What is expected:
Locate each line of the material that contains "Collected", then return it.

Records for this task:
════════════════════

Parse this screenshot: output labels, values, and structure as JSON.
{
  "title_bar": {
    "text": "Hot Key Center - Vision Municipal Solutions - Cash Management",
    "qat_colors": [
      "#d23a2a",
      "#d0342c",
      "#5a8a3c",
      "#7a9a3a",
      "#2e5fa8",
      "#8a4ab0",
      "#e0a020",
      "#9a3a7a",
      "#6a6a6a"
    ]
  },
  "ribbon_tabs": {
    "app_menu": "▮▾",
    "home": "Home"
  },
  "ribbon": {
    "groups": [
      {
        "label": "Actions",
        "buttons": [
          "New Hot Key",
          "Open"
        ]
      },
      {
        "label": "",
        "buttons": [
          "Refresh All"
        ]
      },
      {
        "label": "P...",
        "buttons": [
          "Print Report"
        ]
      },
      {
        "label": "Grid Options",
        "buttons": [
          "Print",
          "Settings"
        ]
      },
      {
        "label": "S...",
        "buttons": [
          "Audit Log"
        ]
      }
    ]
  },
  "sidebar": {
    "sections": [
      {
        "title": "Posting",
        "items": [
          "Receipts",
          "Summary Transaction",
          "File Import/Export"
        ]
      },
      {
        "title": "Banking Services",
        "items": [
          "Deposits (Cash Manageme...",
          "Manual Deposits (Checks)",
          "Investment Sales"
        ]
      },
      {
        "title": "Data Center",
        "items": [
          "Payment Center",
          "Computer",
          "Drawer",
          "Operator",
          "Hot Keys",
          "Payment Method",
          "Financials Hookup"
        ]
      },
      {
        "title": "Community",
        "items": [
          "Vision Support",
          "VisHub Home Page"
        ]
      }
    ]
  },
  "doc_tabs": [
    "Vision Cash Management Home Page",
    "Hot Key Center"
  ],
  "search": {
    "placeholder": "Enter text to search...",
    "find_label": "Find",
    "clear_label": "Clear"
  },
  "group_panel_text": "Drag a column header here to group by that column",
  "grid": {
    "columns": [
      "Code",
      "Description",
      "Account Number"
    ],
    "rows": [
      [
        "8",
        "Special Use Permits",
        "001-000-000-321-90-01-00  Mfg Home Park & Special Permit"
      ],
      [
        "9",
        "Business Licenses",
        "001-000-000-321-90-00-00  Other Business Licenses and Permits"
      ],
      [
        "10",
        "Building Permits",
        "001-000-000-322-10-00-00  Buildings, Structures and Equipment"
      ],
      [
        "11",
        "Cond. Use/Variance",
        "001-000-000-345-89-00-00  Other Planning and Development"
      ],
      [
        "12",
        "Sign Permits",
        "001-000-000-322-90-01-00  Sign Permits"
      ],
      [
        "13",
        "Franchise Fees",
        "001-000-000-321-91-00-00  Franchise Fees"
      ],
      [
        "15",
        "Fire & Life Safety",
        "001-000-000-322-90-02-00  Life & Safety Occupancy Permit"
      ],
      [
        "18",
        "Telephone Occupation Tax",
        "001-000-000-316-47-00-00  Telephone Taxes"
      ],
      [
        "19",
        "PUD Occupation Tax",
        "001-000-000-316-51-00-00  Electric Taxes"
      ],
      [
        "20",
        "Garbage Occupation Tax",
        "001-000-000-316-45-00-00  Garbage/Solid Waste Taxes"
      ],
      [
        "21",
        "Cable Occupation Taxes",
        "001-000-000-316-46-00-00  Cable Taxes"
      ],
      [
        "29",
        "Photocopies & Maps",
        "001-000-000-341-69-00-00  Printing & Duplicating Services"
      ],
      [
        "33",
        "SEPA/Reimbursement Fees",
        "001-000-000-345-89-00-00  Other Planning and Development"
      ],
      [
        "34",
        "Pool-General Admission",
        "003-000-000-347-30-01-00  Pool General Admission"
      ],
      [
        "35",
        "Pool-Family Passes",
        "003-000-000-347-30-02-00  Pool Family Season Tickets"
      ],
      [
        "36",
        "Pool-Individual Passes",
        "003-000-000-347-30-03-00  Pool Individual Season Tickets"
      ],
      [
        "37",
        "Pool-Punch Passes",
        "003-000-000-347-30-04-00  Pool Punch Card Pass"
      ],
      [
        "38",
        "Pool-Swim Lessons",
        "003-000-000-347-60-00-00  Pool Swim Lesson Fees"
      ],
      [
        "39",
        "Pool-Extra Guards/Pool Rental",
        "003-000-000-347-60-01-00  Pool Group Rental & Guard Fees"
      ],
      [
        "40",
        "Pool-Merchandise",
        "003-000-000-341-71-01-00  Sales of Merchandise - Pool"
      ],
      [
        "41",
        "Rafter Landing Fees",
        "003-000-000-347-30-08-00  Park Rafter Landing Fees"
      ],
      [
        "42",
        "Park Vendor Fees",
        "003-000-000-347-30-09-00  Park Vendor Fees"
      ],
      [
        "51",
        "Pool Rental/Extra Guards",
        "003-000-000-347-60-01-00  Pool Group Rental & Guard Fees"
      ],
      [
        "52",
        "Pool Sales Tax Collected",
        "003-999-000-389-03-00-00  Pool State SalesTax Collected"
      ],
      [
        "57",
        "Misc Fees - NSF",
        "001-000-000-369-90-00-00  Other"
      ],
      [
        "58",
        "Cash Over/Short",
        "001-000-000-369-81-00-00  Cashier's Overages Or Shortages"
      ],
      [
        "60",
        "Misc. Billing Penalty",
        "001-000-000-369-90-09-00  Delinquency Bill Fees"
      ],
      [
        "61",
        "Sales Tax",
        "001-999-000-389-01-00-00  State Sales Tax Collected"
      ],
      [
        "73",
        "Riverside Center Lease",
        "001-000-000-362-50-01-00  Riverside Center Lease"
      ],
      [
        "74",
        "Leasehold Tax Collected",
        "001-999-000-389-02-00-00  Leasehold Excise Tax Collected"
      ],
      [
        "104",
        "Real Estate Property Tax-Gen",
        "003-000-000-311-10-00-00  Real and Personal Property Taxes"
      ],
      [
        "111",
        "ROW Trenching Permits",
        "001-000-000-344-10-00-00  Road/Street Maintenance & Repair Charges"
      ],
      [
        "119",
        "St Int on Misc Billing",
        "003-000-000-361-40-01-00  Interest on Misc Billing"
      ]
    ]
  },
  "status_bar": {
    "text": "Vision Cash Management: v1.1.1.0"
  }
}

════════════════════

Answer for this exercise:
        "Pool Sales Tax Collected",
        "003-999-000-389-03-00-00  Pool State SalesTax Collected"
        "001-999-000-389-01-00-00  State Sales Tax Collected"
        "Leasehold Tax Collected",
        "001-999-000-389-02-00-00  Leasehold Excise Tax Collected"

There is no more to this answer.